Now that we know the person on the pages, now that we accept who they are and how they are, we wreck their world. We put in the inciting incident, and turn everything upside down – well, not quite yet, but it’s the first step to doing that. We upset the applecart, toss their dreams to the wind and watch them blow away in the storm. And we do it for the prospect of change – physical, emotional, spiritual, psychological – inner and outer is where we look to make these changes for this story. We set up the things that need to change, and then we dump the bucket on ’em.
The next point is to slow it down, give the character time to consider the options – of course, we know they’ll do this or that because it’s the type of person they are – right? they need to make their own decisions about the way forward, find options and lay out the reasons for each option being the right way, the only way. The main character makes a decision (good or bad, it belongs to them as part of their pattern f growth). And then they move on to:

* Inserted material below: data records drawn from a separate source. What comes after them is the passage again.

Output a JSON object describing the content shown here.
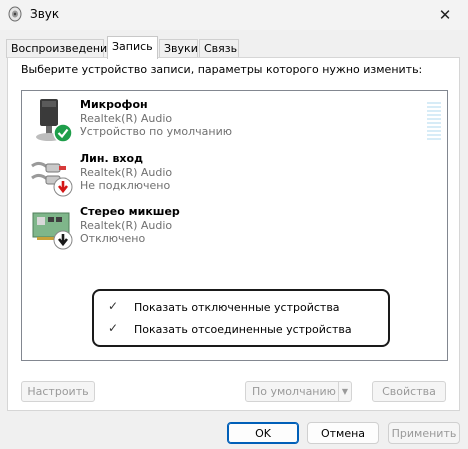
{
  "window": {
    "title": "Звук",
    "icon": "speaker-icon",
    "close_icon": "close-icon",
    "close_glyph": "✕"
  },
  "tabs": [
    {
      "label": "Воспроизведение",
      "active": false
    },
    {
      "label": "Запись",
      "active": true
    },
    {
      "label": "Звуки",
      "active": false
    },
    {
      "label": "Связь",
      "active": false
    }
  ],
  "panel": {
    "prompt": "Выберите устройство записи, параметры которого нужно изменить:"
  },
  "devices": [
    {
      "name": "Микрофон",
      "driver": "Realtek(R) Audio",
      "status": "Устройство по умолчанию",
      "icon": "microphone-icon",
      "badge": "default-check-icon",
      "badge_color": "#1e9e4a"
    },
    {
      "name": "Лин. вход",
      "driver": "Realtek(R) Audio",
      "status": "Не подключено",
      "icon": "line-in-cable-icon",
      "badge": "unplugged-arrow-icon",
      "badge_color": "#d31717"
    },
    {
      "name": "Стерео микшер",
      "driver": "Realtek(R) Audio",
      "status": "Отключено",
      "icon": "sound-card-icon",
      "badge": "disabled-arrow-icon",
      "badge_color": "#1a1a1a"
    }
  ],
  "context_menu": {
    "items": [
      {
        "label": "Показать отключенные устройства",
        "checked": true
      },
      {
        "label": "Показать отсоединенные устройства",
        "checked": true
      }
    ],
    "check_glyph": "✓"
  },
  "panel_buttons": {
    "configure": "Настроить",
    "set_default": "По умолчанию",
    "split_arrow_glyph": "▼",
    "properties": "Свойства"
  },
  "dialog_buttons": {
    "ok": "OK",
    "cancel": "Отмена",
    "apply": "Применить"
  },
  "colors": {
    "accent": "#005fb8",
    "default_badge": "#1e9e4a",
    "unplugged_badge": "#d31717",
    "level_meter": "#d7ecf7"
  }
}
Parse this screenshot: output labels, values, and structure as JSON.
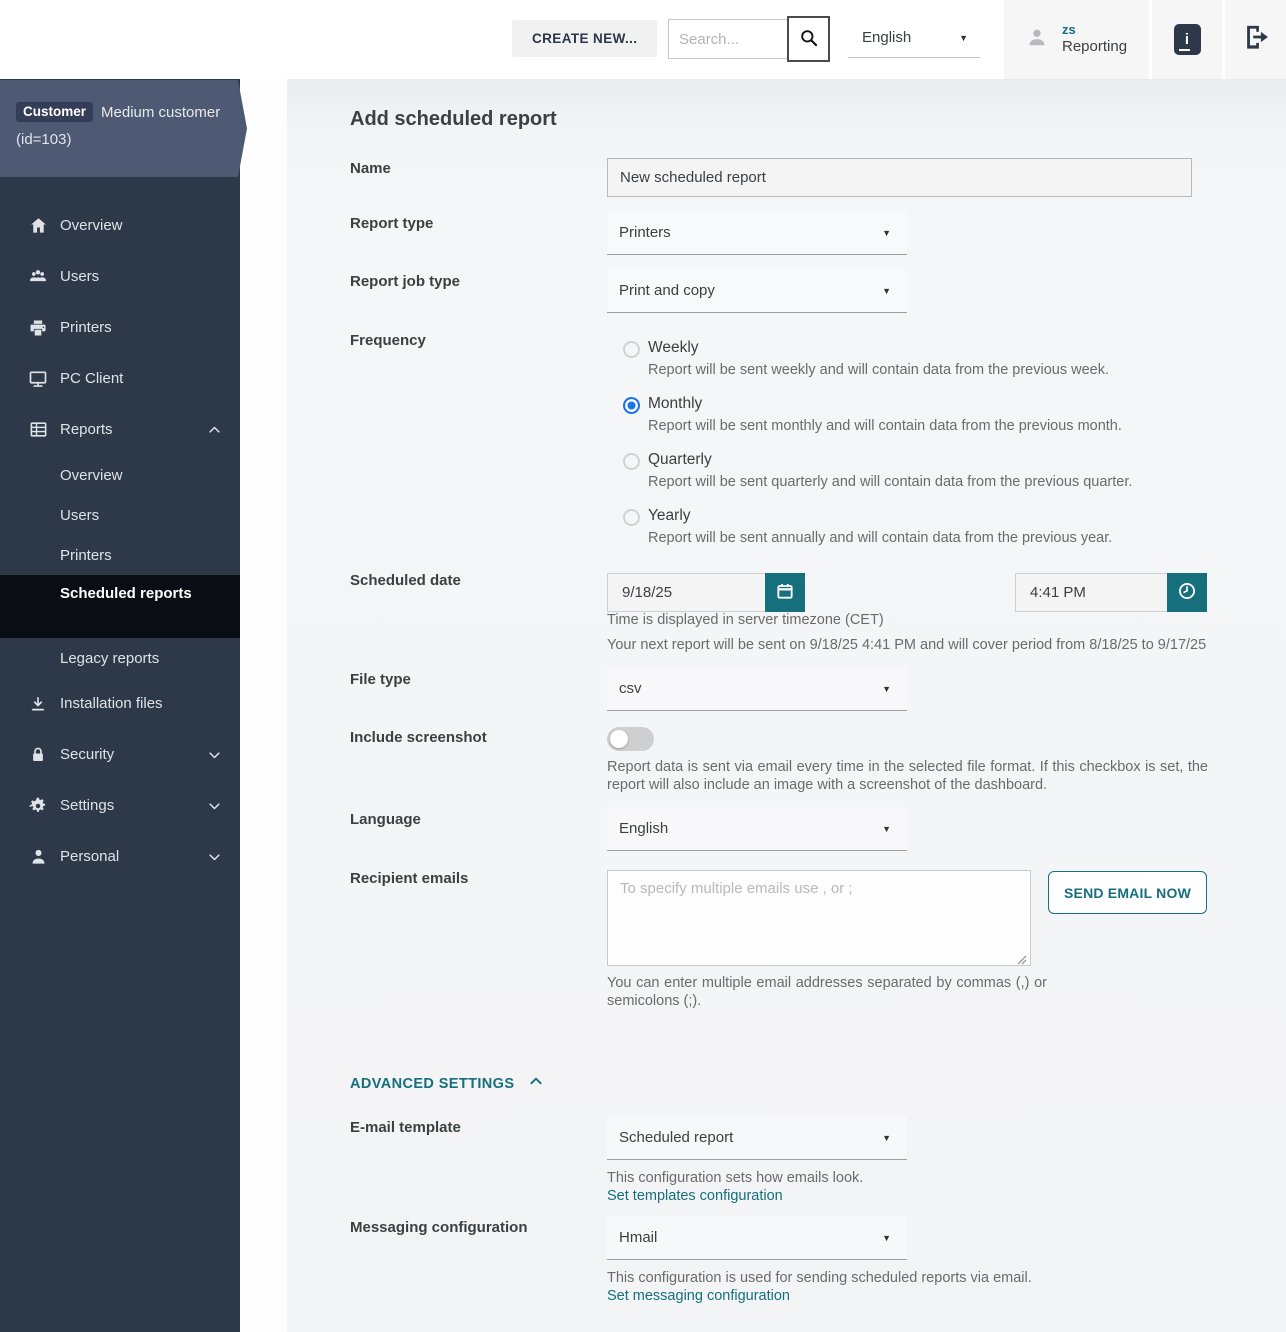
{
  "colors": {
    "accent_teal": "#156f7c",
    "radio_blue": "#1a73e8",
    "sidebar_bg": "#2d3848",
    "banner_bg": "#4e5a73",
    "active_item_bg": "#0a0e14"
  },
  "header": {
    "create_new_label": "CREATE NEW...",
    "search_placeholder": "Search...",
    "language_value": "English",
    "user_initials": "zs",
    "user_name": "Reporting"
  },
  "sidebar": {
    "customer": {
      "badge": "Customer",
      "name": "Medium customer",
      "id": "(id=103)"
    },
    "items": [
      {
        "label": "Overview",
        "icon": "home"
      },
      {
        "label": "Users",
        "icon": "users-group"
      },
      {
        "label": "Printers",
        "icon": "printer"
      },
      {
        "label": "PC Client",
        "icon": "monitor"
      },
      {
        "label": "Reports",
        "icon": "report-table",
        "expanded": true
      }
    ],
    "reports_subitems": [
      {
        "label": "Overview"
      },
      {
        "label": "Users"
      },
      {
        "label": "Printers"
      },
      {
        "label": "Scheduled reports",
        "active": true
      },
      {
        "label": "Legacy reports"
      }
    ],
    "items_lower": [
      {
        "label": "Installation files",
        "icon": "download"
      },
      {
        "label": "Security",
        "icon": "lock",
        "collapsed": true
      },
      {
        "label": "Settings",
        "icon": "gear",
        "collapsed": true
      },
      {
        "label": "Personal",
        "icon": "person",
        "collapsed": true
      }
    ]
  },
  "form": {
    "title": "Add scheduled report",
    "name": {
      "label": "Name",
      "value": "New scheduled report"
    },
    "report_type": {
      "label": "Report type",
      "value": "Printers"
    },
    "report_job_type": {
      "label": "Report job type",
      "value": "Print and copy"
    },
    "frequency": {
      "label": "Frequency",
      "selected": "Monthly",
      "options": [
        {
          "label": "Weekly",
          "description": "Report will be sent weekly and will contain data from the previous week."
        },
        {
          "label": "Monthly",
          "description": "Report will be sent monthly and will contain data from the previous month."
        },
        {
          "label": "Quarterly",
          "description": "Report will be sent quarterly and will contain data from the previous quarter."
        },
        {
          "label": "Yearly",
          "description": "Report will be sent annually and will contain data from the previous year."
        }
      ]
    },
    "scheduled_date": {
      "label": "Scheduled date",
      "date_value": "9/18/25",
      "time_value": "4:41 PM",
      "timezone_note": "Time is displayed in server timezone (CET)",
      "next_report_note": "Your next report will be sent on 9/18/25 4:41 PM and will cover period from 8/18/25 to 9/17/25"
    },
    "file_type": {
      "label": "File type",
      "value": "csv"
    },
    "include_screenshot": {
      "label": "Include screenshot",
      "enabled": false,
      "description": "Report data is sent via email every time in the selected file format. If this checkbox is set, the report will also include an image with a screenshot of the dashboard."
    },
    "language": {
      "label": "Language",
      "value": "English"
    },
    "recipient_emails": {
      "label": "Recipient emails",
      "placeholder": "To specify multiple emails use , or ;",
      "send_button_label": "SEND EMAIL NOW",
      "helper": "You can enter multiple email addresses separated by commas (,) or semicolons (;)."
    },
    "advanced_settings_label": "ADVANCED SETTINGS",
    "email_template": {
      "label": "E-mail template",
      "value": "Scheduled report",
      "helper": "This configuration sets how emails look.",
      "link_label": "Set templates configuration"
    },
    "messaging_configuration": {
      "label": "Messaging configuration",
      "value": "Hmail",
      "helper": "This configuration is used for sending scheduled reports via email.",
      "link_label": "Set messaging configuration"
    }
  }
}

The First Plot Hole in the Road. The Big thing that the first 25% of the story has led us into. The moment of no-turning-back because the decision’s been made. The whole world has been turned upside down, and things do not look the same at all. So where to go to from here?
Swear word here, please. Because what’s above is the first 25% of your story in terms of form (not formula), the basic structure that the rest of the story (the fun stuff) will be built from and into.
Next post will be the next 25% – which is what happens between the end of this section and the MidPoint of the story. And it’s . . . tune in to find out!
And the reason for the title to this blog: Is It Real? That’s the whole purpose of a story – to feel real to the reader, at the very least emotionally.
There’s a little trick some people use to create either story or blurb or concept – and that’s the one or two sentence log-line. It’s an idea turned into an interesting concept. Here’s one (you tell me if it’s interesting):
Concept: What if hell exists and it eats away at everyone while they dream – until its strong enough to break out into the real world – Soon.
Turned into blurb:
A lonely young woman fights off anyone who tries to get too close – she’s afraid the dreams will get them, so she pushes them away for their safety, for their sanity. And then she meets the man of her dreams – the good dreams, that is – and they have just one night together. Nothing left but that thing on the wall – and her broken heart and mind. But now hell has her scent, it knows what she can do, and it’s coming for her.
- the above is from The Third Moment (title subject to change, maybe blurb, maybe . . .).